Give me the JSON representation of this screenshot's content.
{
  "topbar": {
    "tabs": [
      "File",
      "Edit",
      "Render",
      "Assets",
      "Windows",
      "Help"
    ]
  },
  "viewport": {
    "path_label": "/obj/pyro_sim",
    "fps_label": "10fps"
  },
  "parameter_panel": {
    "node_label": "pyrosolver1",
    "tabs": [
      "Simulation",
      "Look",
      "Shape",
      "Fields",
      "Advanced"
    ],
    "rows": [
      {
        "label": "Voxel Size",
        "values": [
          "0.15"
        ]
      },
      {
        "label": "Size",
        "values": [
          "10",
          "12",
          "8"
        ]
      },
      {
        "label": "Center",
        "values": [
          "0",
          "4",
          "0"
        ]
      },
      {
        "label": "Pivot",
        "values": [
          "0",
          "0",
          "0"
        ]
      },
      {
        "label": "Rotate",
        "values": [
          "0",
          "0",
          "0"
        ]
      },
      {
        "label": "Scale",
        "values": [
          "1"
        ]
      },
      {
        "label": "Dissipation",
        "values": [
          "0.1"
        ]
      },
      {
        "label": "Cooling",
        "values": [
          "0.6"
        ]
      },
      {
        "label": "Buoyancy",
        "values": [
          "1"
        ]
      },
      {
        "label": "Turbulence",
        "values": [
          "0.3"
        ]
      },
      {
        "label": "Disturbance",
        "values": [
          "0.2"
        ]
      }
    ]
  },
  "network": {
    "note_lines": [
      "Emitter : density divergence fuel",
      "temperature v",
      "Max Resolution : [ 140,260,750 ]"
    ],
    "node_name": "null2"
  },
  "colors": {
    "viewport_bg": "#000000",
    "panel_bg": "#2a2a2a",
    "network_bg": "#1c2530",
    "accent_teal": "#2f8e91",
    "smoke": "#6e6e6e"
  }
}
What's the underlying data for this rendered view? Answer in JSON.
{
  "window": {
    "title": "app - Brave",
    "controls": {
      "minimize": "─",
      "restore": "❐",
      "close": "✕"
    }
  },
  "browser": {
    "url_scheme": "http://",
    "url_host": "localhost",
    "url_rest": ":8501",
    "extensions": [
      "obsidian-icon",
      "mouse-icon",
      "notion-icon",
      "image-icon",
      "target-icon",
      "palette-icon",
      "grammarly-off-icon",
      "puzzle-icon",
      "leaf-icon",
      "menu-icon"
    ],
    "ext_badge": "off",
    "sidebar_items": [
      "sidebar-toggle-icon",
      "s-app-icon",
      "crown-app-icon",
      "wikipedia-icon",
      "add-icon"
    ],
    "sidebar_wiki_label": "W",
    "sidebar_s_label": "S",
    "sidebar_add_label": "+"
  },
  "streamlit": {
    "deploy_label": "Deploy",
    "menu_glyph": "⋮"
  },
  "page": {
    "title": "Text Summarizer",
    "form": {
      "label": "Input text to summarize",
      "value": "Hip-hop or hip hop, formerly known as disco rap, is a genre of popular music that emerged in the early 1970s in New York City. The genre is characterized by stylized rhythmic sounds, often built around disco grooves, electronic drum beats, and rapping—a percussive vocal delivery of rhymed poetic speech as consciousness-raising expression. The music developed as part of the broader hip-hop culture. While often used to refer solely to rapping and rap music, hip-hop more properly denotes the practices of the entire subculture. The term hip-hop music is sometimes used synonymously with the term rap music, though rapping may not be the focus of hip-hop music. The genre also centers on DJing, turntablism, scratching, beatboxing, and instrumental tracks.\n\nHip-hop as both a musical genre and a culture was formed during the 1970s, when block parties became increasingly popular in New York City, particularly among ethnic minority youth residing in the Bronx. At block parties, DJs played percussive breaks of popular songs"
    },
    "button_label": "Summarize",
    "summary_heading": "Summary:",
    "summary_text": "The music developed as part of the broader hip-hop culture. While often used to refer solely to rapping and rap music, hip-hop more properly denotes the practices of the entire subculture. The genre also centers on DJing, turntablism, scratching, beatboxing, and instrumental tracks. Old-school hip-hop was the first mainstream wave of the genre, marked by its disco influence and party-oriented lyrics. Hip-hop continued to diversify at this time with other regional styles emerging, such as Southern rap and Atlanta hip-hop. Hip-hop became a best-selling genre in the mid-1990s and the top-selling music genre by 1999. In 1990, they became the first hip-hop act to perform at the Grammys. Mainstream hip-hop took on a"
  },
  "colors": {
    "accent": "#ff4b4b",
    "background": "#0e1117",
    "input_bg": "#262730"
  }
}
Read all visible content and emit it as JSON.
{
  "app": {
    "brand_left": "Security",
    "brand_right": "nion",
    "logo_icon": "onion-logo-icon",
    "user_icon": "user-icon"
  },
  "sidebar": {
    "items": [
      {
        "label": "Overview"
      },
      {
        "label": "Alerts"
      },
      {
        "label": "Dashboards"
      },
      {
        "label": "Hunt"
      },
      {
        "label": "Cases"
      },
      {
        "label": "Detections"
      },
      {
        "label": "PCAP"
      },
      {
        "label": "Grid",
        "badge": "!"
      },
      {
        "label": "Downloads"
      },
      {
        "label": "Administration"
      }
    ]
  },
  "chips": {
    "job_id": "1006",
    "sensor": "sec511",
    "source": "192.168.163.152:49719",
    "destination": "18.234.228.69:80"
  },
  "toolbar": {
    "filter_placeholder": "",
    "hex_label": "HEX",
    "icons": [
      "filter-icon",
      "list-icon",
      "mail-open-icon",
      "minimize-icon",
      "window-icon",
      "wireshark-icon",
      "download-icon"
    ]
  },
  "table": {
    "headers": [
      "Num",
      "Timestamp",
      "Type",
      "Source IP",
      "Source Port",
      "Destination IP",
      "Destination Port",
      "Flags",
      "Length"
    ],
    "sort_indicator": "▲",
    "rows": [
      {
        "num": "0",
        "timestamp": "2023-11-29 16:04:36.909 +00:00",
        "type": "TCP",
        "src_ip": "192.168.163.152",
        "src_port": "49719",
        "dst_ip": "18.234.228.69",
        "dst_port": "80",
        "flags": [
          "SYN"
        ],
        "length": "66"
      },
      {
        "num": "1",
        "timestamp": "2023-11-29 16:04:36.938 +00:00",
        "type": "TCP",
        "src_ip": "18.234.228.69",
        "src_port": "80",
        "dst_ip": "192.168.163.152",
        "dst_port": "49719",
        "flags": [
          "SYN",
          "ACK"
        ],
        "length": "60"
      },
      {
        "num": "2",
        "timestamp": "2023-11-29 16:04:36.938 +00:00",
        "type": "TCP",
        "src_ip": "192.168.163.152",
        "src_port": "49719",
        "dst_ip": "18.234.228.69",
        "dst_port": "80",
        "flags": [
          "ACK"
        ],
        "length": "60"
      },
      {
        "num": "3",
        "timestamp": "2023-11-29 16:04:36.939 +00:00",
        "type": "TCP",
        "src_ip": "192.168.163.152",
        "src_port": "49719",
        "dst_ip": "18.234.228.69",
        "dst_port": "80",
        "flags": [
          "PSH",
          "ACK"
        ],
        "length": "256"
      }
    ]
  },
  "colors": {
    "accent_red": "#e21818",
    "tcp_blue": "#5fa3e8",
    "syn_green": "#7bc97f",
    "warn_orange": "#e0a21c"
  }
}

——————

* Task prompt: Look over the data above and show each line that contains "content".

* Answer for the task:
Give me the JSON representation of this screenshot's content.
Read all visible content and emit it as JSON.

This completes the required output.